Sexuality and Gender

Should We Ban Conversion Therapy?

Author Alan Shlemon Published on 05/01/2015

When Joshua Alcorn turned 14, he told his Christian parents he was a girl named Leelah. Three years later, he stepped in front of oncoming freeway traffic and killed himself. Many people in the media blamed his parents. They said his family resisted Joshua’s new female gender, denied his request for a sex-change operation, and forced him into “conversion therapy.”

His suicide prompted a petition to ban attempts to change gender identity or same-sex attraction. California, New Jersey, and Washington D.C. have already passed laws against this therapy for minors. Even the President of the United States now supports a ban on conversion therapy. The problem with the current national discussion, though, is the lack of clarity and nuance on a very important topic. No one is defining terms.

The terms “conversion therapy” and “reparative therapy” are used as general terms to refer to all attempts to change one’s sexual orientation. This is incorrect.

Reparative therapy, in particular, is not a general term. Rather, it’s a specific type of therapy performed only by specialized clinicians. Most Marriage and Family Therapists (MFTs) are not trained in reparative therapy. In fact, very few people know how to practice it. For several years now, I’ve met many therapists who are qualified to use it and their clients who have benefited from its effectiveness. They were not harmed, but rather experienced healing and wholeness.

Part of reparative therapy’s bad press stems from its name. It sounds like the therapist is repairing or fixing the client. The truth is almost the opposite. “Reparative” is not a reference to what the therapist is doing, but to what the homosexual is doing. Homoerotic urges are a subconscious attempt by the homosexual person to repair unmet psychological needs. In other words, the homosexual drive is a reparative drive. A reparative therapist, then, is a clinician who recognizes this condition and helps the homosexual heal his emotional or psychological wounds. Oftentimes, same-sex attraction diminishes as a result of that restoration.
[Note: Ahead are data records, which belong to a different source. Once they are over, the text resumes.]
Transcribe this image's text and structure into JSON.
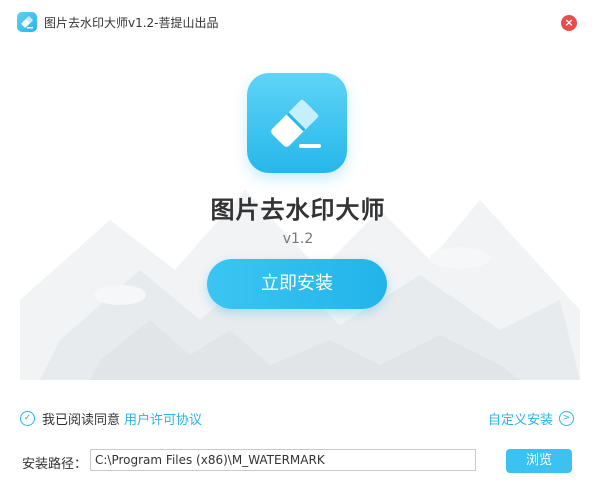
{
  "window": {
    "title": "图片去水印大师v1.2-菩提山出品",
    "close_symbol": "×"
  },
  "hero": {
    "app_name": "图片去水印大师",
    "version": "v1.2",
    "icon": "eraser-icon"
  },
  "install": {
    "button_label": "立即安装"
  },
  "agreement": {
    "text": "我已阅读同意",
    "link": "用户许可协议",
    "checked": true
  },
  "custom_install": {
    "label": "自定义安装"
  },
  "path": {
    "label": "安装路径：",
    "value": "C:\\Program Files (x86)\\M_WATERMARK"
  },
  "browse": {
    "label": "浏览"
  },
  "colors": {
    "accent": "#27b5ea",
    "close": "#e84c4c",
    "title_text": "#333333"
  }
}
The problem arises when genuine reparative therapy is lumped together with all attempts to change one’s sexual orientation—whether legitimate or illegitimate.

For example, former Christian singer Vicky Beeching recently said she tried to “‘pray the gay away’ and ended up in a hospital bed.” She asked her youth group to pray for her same-sex attraction to go away. According to her story, the prayers didn’t work and that’s what caused her so much distress that she became ill. Others with same-sex attraction have sought pastoral counseling, shock therapy, and even drugs to no avail. People mistakenly believe these methods are types of reparative therapy (when they’re not) and consequently dismiss them as ineffective and dangerous.

That’s why when you hear people mention “reparative therapy,” “conversion therapy,” or “praying the gay away,” they’re almost certainly not referring to bona fide reparative therapy. How do I know? Because when they describe the “therapy,” it sounds nothing like it.

For example, the White House website says conversion therapy “is a practice in which doctors try to convince LGBTQ+ people to change their sexual orientation or gender identity.” Real reparative therapy is never coercive. In fact, it can’t work unless the therapist and client work together towards objectives defined by the client. The children reportedly dragged to therapy by their parents must have been taken somewhere other than to a reparative therapist.

White House staffer Jay Davis, in a video condemning all methods of changing sexual orientation, said, “Imagine if you...were told everything you believe about your gender is wrong. The person you feel yourself to be—you’re incorrect about that. That’s essentially what we’re doing with conversion therapy.” Again, reparative therapists don’t demean their clients. Many times they will treat a client’s other concerns (e.g., depression) even if the client doesn’t want to diminish same-sex attraction.

Attempts to ban “conversion therapy” would end genuine reparative therapy and possibly other types of legitimate clinical work. This would prevent clinicians from continuing to help men and women with unwanted same-sex attraction.

Hopefully, this clarifies the controversy so you won’t be misled by what you read or hear. You’ll be able to discern truth from error.